The tweet shows a teen Kemper at the Veiled Prophet Ball, an exclusive St. Louis event that’s been running since 1878. It’s not literally the Ku Klux Klan, but the ball’s origins could be described as Klan-adjacent. As recently as 2015, this organization was targeted by Black Lives Matter protesters as a symbol of racist power structures in St. Louis society.
This part of Kemper’s backstory wasn’t a secret, it was already on her Wikipedia page, but outsiders might not be aware of the Veiled Prophet Ball’s dark history. The organization was created by a Confederate veteran, during a period when mystical secret societies were very much in vogue. And the original 1878 “veiled prophet” was an armed man wearing a white robe and hood. A similar outfit to the one the Klan adopted from the anti-Black propaganda movie Birth of a Nation in 1915.
According to a 2014 article in the Atlantic, the original Veiled Prophet Ball was a ritualized private event later nicknamed the VP Ball, attached to the city’s Mardi Gras-style VP Parade on the Fourth of July. The ball involves a Veiled Prophet being chosen by “a secret board of local elites,” and in turn, this prophet would choose a Queen of Love and Beauty from among the female attendees. In 1999 that was Ellie Kemper, whose father was the CEO of a bank holding company, and whose great-great-grandfather was a railroad magnate.
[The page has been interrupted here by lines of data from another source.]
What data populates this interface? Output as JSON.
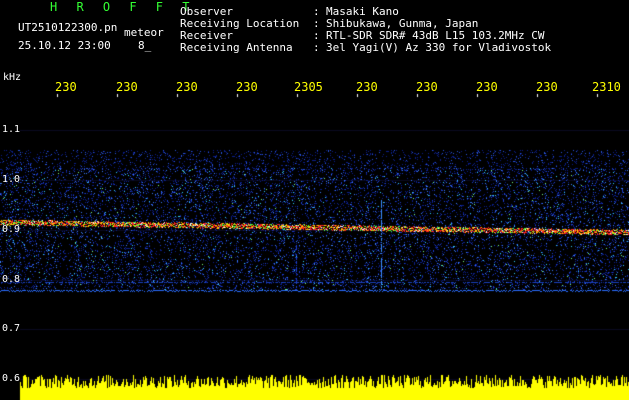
{
  "header": {
    "app_title": "H R O F F T",
    "filename": "UT2510122300.pn",
    "mode_label": "meteor",
    "datetime": "25.10.12 23:00",
    "count": "8_",
    "rows": [
      {
        "label": "Observer",
        "colon": ":",
        "value": "Masaki Kano"
      },
      {
        "label": "Receiving Location",
        "colon": ":",
        "value": "Shibukawa, Gunma, Japan"
      },
      {
        "label": "Receiver",
        "colon": ":",
        "value": "RTL-SDR SDR# 43dB L15 103.2MHz CW"
      },
      {
        "label": "Receiving Antenna",
        "colon": ":",
        "value": "3el Yagi(V) Az 330 for Vladivostok"
      }
    ]
  },
  "y_axis": {
    "unit": "kHz",
    "ticks": [
      "1.1",
      "1.0",
      "0.9",
      "0.8",
      "0.7",
      "0.6"
    ]
  },
  "x_axis": {
    "ticks": [
      "230",
      "230",
      "230",
      "230",
      "2305",
      "230",
      "230",
      "230",
      "230",
      "2310"
    ]
  },
  "colors": {
    "background": "#000000",
    "noise": "#0a2a9a",
    "echo_trace": "#ff2020",
    "noise_bar": "#ffff00",
    "title": "#33ff33"
  }
}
The first VP Balls had an overt political agenda. Coordinated by St. Louis’ upper classes, the VP organization was responding to a growing labor movement in the city. Black and white workers had recently joined forces during the 1877 railroad strike, which was violently quelled by federal troops. So while workers campaigned for fair pay and better working conditions, St. Louis businessmen were trying to consolidate their power with this luxurious, ritualized networking event. It emphasized the mystical power of the city’s white leaders, whose descendants would continue to control similar businesses for decades to come. The VP organization only welcomed its first Black members in 1979, seven years after civil rights protesters dramatically hijacked the ball and unmasked the latest prophet, a local Monsanto executive.
The situation with Ellie Kemper is more complicated than her being some kind of secret KKK beauty queen. These days, many locals don’t know the origins and political connotations of the VP Ball and parade. But that’s kind of the point.
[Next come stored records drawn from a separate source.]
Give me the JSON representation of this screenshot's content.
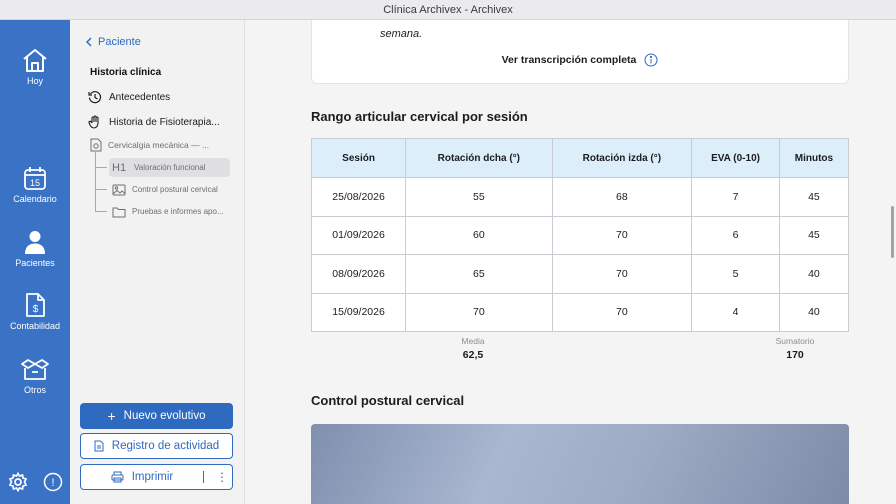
{
  "window": {
    "title": "Clínica Archivex - Archivex"
  },
  "rail": {
    "items": [
      {
        "label": "Hoy",
        "icon": "home-icon"
      },
      {
        "label": "Calendario",
        "icon": "calendar-icon",
        "badge": "15"
      },
      {
        "label": "Pacientes",
        "icon": "person-icon"
      },
      {
        "label": "Contabilidad",
        "icon": "invoice-icon"
      },
      {
        "label": "Otros",
        "icon": "box-icon"
      }
    ],
    "settings_icon": "gear-icon",
    "alert_icon": "info-alert-icon",
    "alert_glyph": "!"
  },
  "sidebar": {
    "back_label": "Paciente",
    "heading": "Historia clínica",
    "items": [
      {
        "label": "Antecedentes",
        "icon": "history-icon"
      },
      {
        "label": "Historia de Fisioterapia...",
        "icon": "hand-icon"
      }
    ],
    "record": {
      "label": "Cervicalgia mecánica — ...",
      "icon": "document-medical-icon"
    },
    "tree": [
      {
        "label": "Valoración funcional",
        "icon": "heading-icon",
        "icon_text": "H1",
        "active": true
      },
      {
        "label": "Control postural cervical",
        "icon": "image-icon",
        "active": false
      },
      {
        "label": "Pruebas e informes apo...",
        "icon": "folder-icon",
        "active": false
      }
    ],
    "buttons": {
      "new": "Nuevo evolutivo",
      "activity": "Registro de actividad",
      "print": "Imprimir",
      "more": "⋮"
    }
  },
  "main": {
    "top_card": {
      "italic_text": "semana.",
      "transcript_label": "Ver transcripción completa"
    },
    "table_title": "Rango articular cervical por sesión",
    "table": {
      "headers": [
        "Sesión",
        "Rotación dcha (°)",
        "Rotación izda (°)",
        "EVA (0-10)",
        "Minutos"
      ],
      "rows": [
        [
          "25/08/2026",
          "55",
          "68",
          "7",
          "45"
        ],
        [
          "01/09/2026",
          "60",
          "70",
          "6",
          "45"
        ],
        [
          "08/09/2026",
          "65",
          "70",
          "5",
          "40"
        ],
        [
          "15/09/2026",
          "70",
          "70",
          "4",
          "40"
        ]
      ]
    },
    "summary": {
      "mean_label": "Media",
      "mean_value": "62,5",
      "sum_label": "Sumatorio",
      "sum_value": "170"
    },
    "photo_title": "Control postural cervical"
  }
}
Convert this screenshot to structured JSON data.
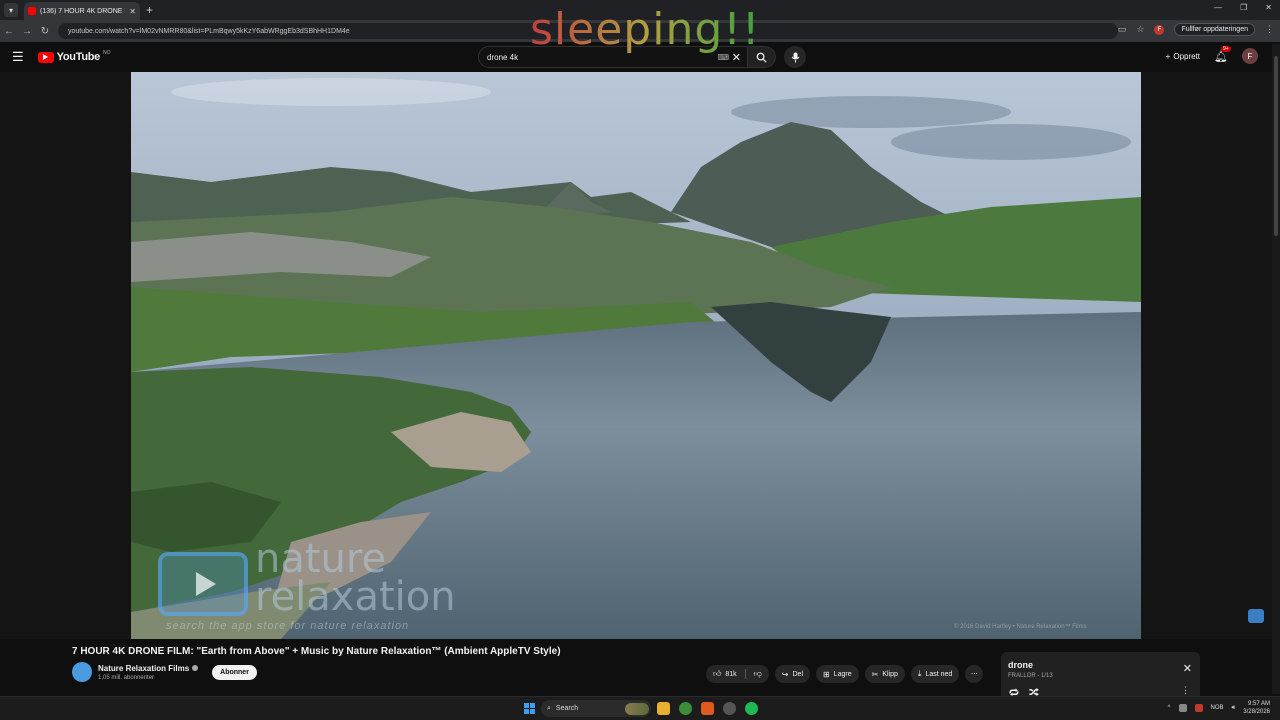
{
  "browser": {
    "tab_title": "(136) 7 HOUR 4K DRONE FILM: \"Earth from Above\"",
    "url": "youtube.com/watch?v=lM02vNMRR80&list=PLmBqwy5kKzY6abWRggEb3dSBhHH1DM4e",
    "update_button": "Fullfør oppdateringen",
    "profile_initial": "F"
  },
  "overlay": {
    "text": "sleeping!!"
  },
  "youtube": {
    "logo": "YouTube",
    "country_code": "NO",
    "search_value": "drone 4k",
    "create_label": "Opprett",
    "notif_badge": "9+",
    "avatar_initial": "F"
  },
  "video": {
    "watermark_line1": "nature",
    "watermark_line2": "relaxation",
    "watermark_tagline": "search the app store for nature relaxation",
    "copyright": "© 2016 David Hartley • Nature Relaxation™ Films",
    "title": "7 HOUR 4K DRONE FILM: \"Earth from Above\" + Music by Nature Relaxation™ (Ambient AppleTV Style)",
    "channel_name": "Nature Relaxation Films",
    "subscribers": "1,05 mill. abonnenter",
    "subscribe_label": "Abonner",
    "likes": "81k",
    "share_label": "Del",
    "save_label": "Lagre",
    "clip_label": "Klipp",
    "download_label": "Last ned"
  },
  "miniplayer": {
    "title": "drone",
    "subtitle": "FRALLOR - 1/13"
  },
  "taskbar": {
    "search_label": "Search",
    "lang": "NOB",
    "time": "9:57 AM",
    "date": "3/28/2026"
  }
}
The VP Ball represents the glossy public facade of a long-established exclusionary power structure. So for once, some viral celebrity gossip is inspiring insightful discussion on Twitter, focusing on the interconnected nature of wealth, racism, and political power in America.
During the Ferguson protests in 2014 and 2015, the VP organization was targeted by Black Lives Matter activists under the #UnveilTheProfit hashtag. The campaign accused St. Louis elites of being complicit in racist police violence, encouraging people to think critically about the corporate power behind the police. So while the ball’s public image has certainly evolved in recent years, it’s not viewed as a politically neutral event.
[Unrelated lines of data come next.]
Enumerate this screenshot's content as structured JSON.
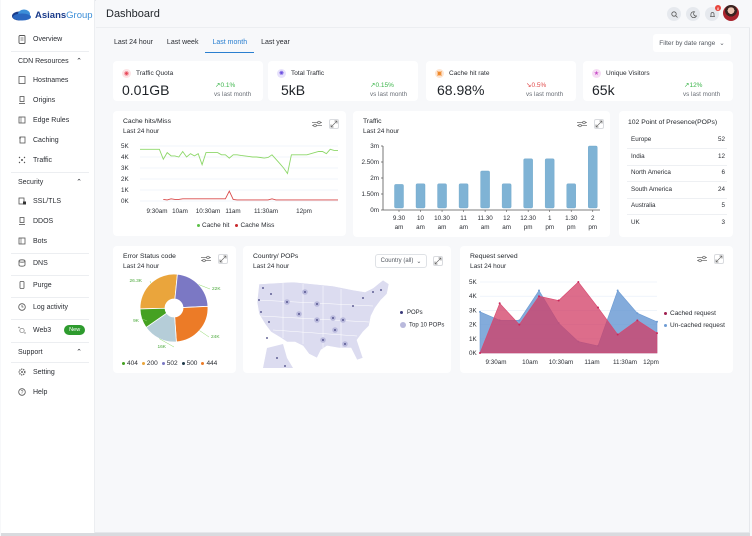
{
  "app": {
    "brand_name_part1": "Asians",
    "brand_name_part2": "Group",
    "page_title": "Dashboard"
  },
  "sidebar": {
    "overview": "Overview",
    "cdn_resources": {
      "label": "CDN Resources",
      "items": [
        "Hostnames",
        "Origins",
        "Edge Rules",
        "Caching",
        "Traffic"
      ]
    },
    "security": {
      "label": "Security",
      "items": [
        "SSL/TLS",
        "DDOS",
        "Bots"
      ]
    },
    "dns": "DNS",
    "purge": "Purge",
    "log_activity": "Log activity",
    "web3": "Web3",
    "web3_badge": "New",
    "support": {
      "label": "Support",
      "items": [
        "Setting",
        "Help"
      ]
    }
  },
  "header": {
    "notification_count": "8",
    "icons": [
      "search-icon",
      "moon-icon",
      "bell-icon"
    ]
  },
  "tabs": [
    {
      "label": "Last 24 hour",
      "active": false
    },
    {
      "label": "Last week",
      "active": false
    },
    {
      "label": "Last month",
      "active": true
    },
    {
      "label": "Last year",
      "active": false
    }
  ],
  "filter": {
    "label": "Filter by date range"
  },
  "stats": [
    {
      "title": "Traffic Quota",
      "value": "0.01GB",
      "change": "0.1%",
      "direction": "up",
      "vs": "vs last month",
      "icon_color": "#e8485a"
    },
    {
      "title": "Total Traffic",
      "value": "5kB",
      "change": "0.15%",
      "direction": "up",
      "vs": "vs last month",
      "icon_color": "#6a4ce0"
    },
    {
      "title": "Cache hit rate",
      "value": "68.98%",
      "change": "0.5%",
      "direction": "down",
      "vs": "vs last month",
      "icon_color": "#f08a2c"
    },
    {
      "title": "Unique Visitors",
      "value": "65k",
      "change": "12%",
      "direction": "up",
      "vs": "vs last month",
      "icon_color": "#c84ec8"
    }
  ],
  "panels": {
    "cache": {
      "title": "Cache hits/Miss",
      "subtitle": "Last 24 hour"
    },
    "traffic": {
      "title": "Traffic",
      "subtitle": "Last 24 hour"
    },
    "pops": {
      "title": "102 Point of Presence(POPs)",
      "rows": [
        {
          "region": "Europe",
          "count": "52"
        },
        {
          "region": "India",
          "count": "12"
        },
        {
          "region": "North America",
          "count": "6"
        },
        {
          "region": "South America",
          "count": "24"
        },
        {
          "region": "Australia",
          "count": "5"
        },
        {
          "region": "UK",
          "count": "3"
        }
      ]
    },
    "errors": {
      "title": "Error Status code",
      "subtitle": "Last 24 hour"
    },
    "country": {
      "title": "Country/ POPs",
      "subtitle": "Last 24 hour",
      "select_value": "Country (all)",
      "legend_pops": "POPs",
      "legend_top10": "Top 10 POPs"
    },
    "requests": {
      "title": "Request served",
      "subtitle": "Last 24 hour"
    }
  },
  "chart_data": [
    {
      "id": "cache",
      "type": "line",
      "title": "Cache hits/Miss",
      "x_ticks": [
        "9:30am",
        "10am",
        "10:30am",
        "11am",
        "11:30am",
        "12pm"
      ],
      "y_ticks": [
        "0K",
        "1K",
        "2K",
        "3K",
        "4K",
        "5K"
      ],
      "ylim": [
        0,
        5000
      ],
      "legend": "bottom",
      "series": [
        {
          "name": "Cache hit",
          "color": "#8ed86a",
          "values": [
            4700,
            4700,
            4700,
            4700,
            4700,
            4700,
            3800,
            4400,
            4100,
            4100,
            4000,
            4500,
            4000,
            4300,
            4100,
            4300,
            3300,
            4400,
            4400,
            4400,
            4400,
            4200,
            4200,
            3900,
            4200,
            4200,
            4150,
            4100,
            4050,
            4000,
            4000,
            3950,
            3900,
            3950,
            4200,
            3800,
            3400,
            3000,
            2500,
            4200,
            4200,
            4200,
            4200,
            4200,
            4300,
            4400,
            4500,
            4500,
            4300,
            4700,
            4600,
            4600
          ]
        },
        {
          "name": "Cache Miss",
          "color": "#d94a4a",
          "values": [
            50,
            null,
            null,
            null,
            null,
            null,
            150,
            100,
            200,
            150,
            150,
            200,
            200,
            200,
            200,
            200,
            200,
            200,
            200,
            200,
            200,
            200,
            200,
            900,
            150,
            100,
            100,
            100,
            100,
            100,
            100,
            100,
            100,
            100,
            200,
            100,
            100,
            100,
            100,
            100,
            100,
            100,
            100,
            100,
            100,
            100,
            100,
            100,
            100,
            100,
            100,
            100
          ]
        }
      ]
    },
    {
      "id": "traffic",
      "type": "bar",
      "title": "Traffic",
      "categories": [
        "9.30 am",
        "10 am",
        "10.30 am",
        "11 am",
        "11.30 am",
        "12 am",
        "12.30 pm",
        "1 pm",
        "1.30 pm",
        "2 pm"
      ],
      "values": [
        1.8,
        1.82,
        1.82,
        1.82,
        2.22,
        1.82,
        2.6,
        2.6,
        1.82,
        3.0
      ],
      "y_ticks": [
        "0m",
        "1.50m",
        "2m",
        "2.50m",
        "3m"
      ],
      "ylim": [
        0,
        3
      ],
      "color": "#7fb3d5"
    },
    {
      "id": "errors",
      "type": "pie",
      "title": "Error Status code",
      "slices": [
        {
          "label": "200",
          "value": 26.3,
          "display": "26.3K",
          "color": "#eaa53c"
        },
        {
          "label": "502",
          "value": 22,
          "display": "22K",
          "color": "#7b78c4"
        },
        {
          "label": "444",
          "value": 24,
          "display": "24K",
          "color": "#ec7b27"
        },
        {
          "label": "500",
          "value": 16,
          "display": "16K",
          "color": "#b5cdd8"
        },
        {
          "label": "404",
          "value": 9,
          "display": "9K",
          "color": "#45a121"
        }
      ],
      "legend": [
        {
          "label": "404",
          "color": "#45a121"
        },
        {
          "label": "200",
          "color": "#eaa53c"
        },
        {
          "label": "502",
          "color": "#7b78c4"
        },
        {
          "label": "500",
          "color": "#1f3a4a"
        },
        {
          "label": "444",
          "color": "#ec7b27"
        }
      ]
    },
    {
      "id": "requests",
      "type": "area",
      "title": "Request served",
      "x_ticks": [
        "9:30am",
        "10am",
        "10:30am",
        "11am",
        "11:30am",
        "12pm"
      ],
      "y_ticks": [
        "0K",
        "1K",
        "2K",
        "3K",
        "4K",
        "5K"
      ],
      "ylim": [
        0,
        5000
      ],
      "legend": "right",
      "series": [
        {
          "name": "Cached request",
          "color": "#d9476e",
          "values": [
            0,
            3500,
            2000,
            4000,
            3700,
            5000,
            3200,
            1300,
            2300,
            1400
          ]
        },
        {
          "name": "Un-cached request",
          "color": "#6d9bd3",
          "values": [
            2900,
            2300,
            2300,
            4400,
            2100,
            800,
            500,
            4400,
            2800,
            2200
          ]
        }
      ]
    }
  ]
}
Ellie Kemper hasn’t publicly responded to the controversy, but we’ve reached out to her representatives for a comment.
Today’s top stories
|‘Fill her up’: Bartender gives woman a glass of water when the man she’s with orders tequila shot|
|‘I don’t think my store has even sold one’: Whataburger employees take picture with first customer who bought a burger box|
|‘It was a template used by anyone in the company’: Travel agent’s ‘condescending’ out-of-office email reply sparks debate|
|Sign up to receive the Daily Dot’s Internet Insider newsletter for urgent news from the frontline of online.|